[Interface dataset entries]
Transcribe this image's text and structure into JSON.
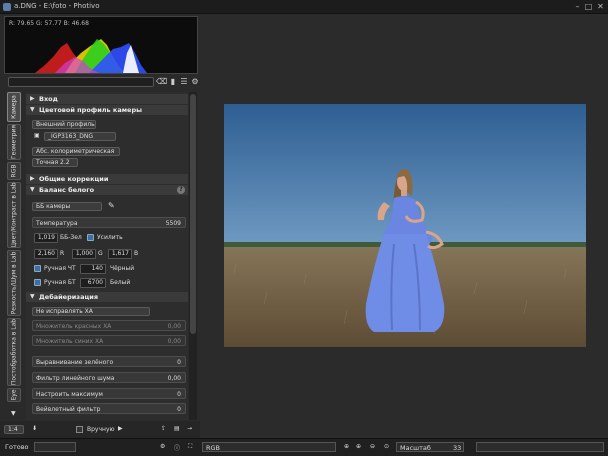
{
  "window": {
    "title": "a.DNG - E:\\foto - Photivo",
    "minimize": "–",
    "maximize": "□",
    "close": "✕"
  },
  "histogram": {
    "readout": "R: 79.65  G: 57.77  B: 46.68"
  },
  "search": {
    "value": ""
  },
  "tabs": [
    {
      "label": "Камера"
    },
    {
      "label": "Геометрия"
    },
    {
      "label": "RGB"
    },
    {
      "label": "Цвет/Контраст в Lab"
    },
    {
      "label": "Резкость/Шум в Lab"
    },
    {
      "label": "Постобработка в Lab"
    },
    {
      "label": "Eye"
    }
  ],
  "panel": {
    "sections": {
      "input": "Вход",
      "camera_profile": "Цветовой профиль камеры",
      "general": "Общие коррекции",
      "white_balance": "Баланс белого",
      "demosaic": "Дебайеризация"
    },
    "camera_profile": {
      "source": "Внешний профиль",
      "file": "_IGP3163_DNG",
      "intent": "Абс. колориметрическая",
      "gamma": "Точная 2.2"
    },
    "white_balance": {
      "preset": "ББ камеры",
      "temperature_label": "Температура",
      "temperature_value": "5509",
      "green_value": "1,019",
      "green_label": "ББ-Зел",
      "boost_label": "Усилить",
      "r_value": "2,160",
      "r_label": "R",
      "g_value": "1,000",
      "g_label": "G",
      "b_value": "1,617",
      "b_label": "B",
      "black_label": "Ручная ЧТ",
      "black_value": "140",
      "black_suffix": "Чёрный",
      "white_label": "Ручная БТ",
      "white_value": "6700",
      "white_suffix": "Белый"
    },
    "demosaic": {
      "ca_mode": "Не исправлять ХА",
      "red_ca_label": "Множитель красных ХА",
      "red_ca_value": "0,00",
      "blue_ca_label": "Множитель синих ХА",
      "blue_ca_value": "0,00",
      "green_eq_label": "Выравнивание зелёного",
      "green_eq_value": "0",
      "line_noise_label": "Фильтр линейного шума",
      "line_noise_value": "0,00",
      "max_label": "Настроить максимум",
      "max_value": "0",
      "wavelet_label": "Вейвлетный фильтр",
      "wavelet_value": "0"
    }
  },
  "footer": {
    "scale": "1:4",
    "manual_label": "Вручную"
  },
  "status": {
    "ready": "Готово",
    "mode": "RGB",
    "zoom_label": "Масштаб",
    "zoom_value": "33"
  },
  "colors": {
    "accent": "#3e6ea8",
    "background": "#2b2b2b"
  }
}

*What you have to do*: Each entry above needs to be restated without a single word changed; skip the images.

*Result of the exercise*:
Transcribe this image's text and structure into JSON.
{
  "window": {
    "title": "a.DNG - E:\\foto - Photivo",
    "minimize": "–",
    "maximize": "□",
    "close": "✕"
  },
  "histogram": {
    "readout": "R: 79.65  G: 57.77  B: 46.68"
  },
  "search": {
    "value": ""
  },
  "tabs": [
    {
      "label": "Камера"
    },
    {
      "label": "Геометрия"
    },
    {
      "label": "RGB"
    },
    {
      "label": "Цвет/Контраст в Lab"
    },
    {
      "label": "Резкость/Шум в Lab"
    },
    {
      "label": "Постобработка в Lab"
    },
    {
      "label": "Eye"
    }
  ],
  "panel": {
    "sections": {
      "input": "Вход",
      "camera_profile": "Цветовой профиль камеры",
      "general": "Общие коррекции",
      "white_balance": "Баланс белого",
      "demosaic": "Дебайеризация"
    },
    "camera_profile": {
      "source": "Внешний профиль",
      "file": "_IGP3163_DNG",
      "intent": "Абс. колориметрическая",
      "gamma": "Точная 2.2"
    },
    "white_balance": {
      "preset": "ББ камеры",
      "temperature_label": "Температура",
      "temperature_value": "5509",
      "green_value": "1,019",
      "green_label": "ББ-Зел",
      "boost_label": "Усилить",
      "r_value": "2,160",
      "r_label": "R",
      "g_value": "1,000",
      "g_label": "G",
      "b_value": "1,617",
      "b_label": "B",
      "black_label": "Ручная ЧТ",
      "black_value": "140",
      "black_suffix": "Чёрный",
      "white_label": "Ручная БТ",
      "white_value": "6700",
      "white_suffix": "Белый"
    },
    "demosaic": {
      "ca_mode": "Не исправлять ХА",
      "red_ca_label": "Множитель красных ХА",
      "red_ca_value": "0,00",
      "blue_ca_label": "Множитель синих ХА",
      "blue_ca_value": "0,00",
      "green_eq_label": "Выравнивание зелёного",
      "green_eq_value": "0",
      "line_noise_label": "Фильтр линейного шума",
      "line_noise_value": "0,00",
      "max_label": "Настроить максимум",
      "max_value": "0",
      "wavelet_label": "Вейвлетный фильтр",
      "wavelet_value": "0"
    }
  },
  "footer": {
    "scale": "1:4",
    "manual_label": "Вручную"
  },
  "status": {
    "ready": "Готово",
    "mode": "RGB",
    "zoom_label": "Масштаб",
    "zoom_value": "33"
  },
  "colors": {
    "accent": "#3e6ea8",
    "background": "#2b2b2b"
  }
}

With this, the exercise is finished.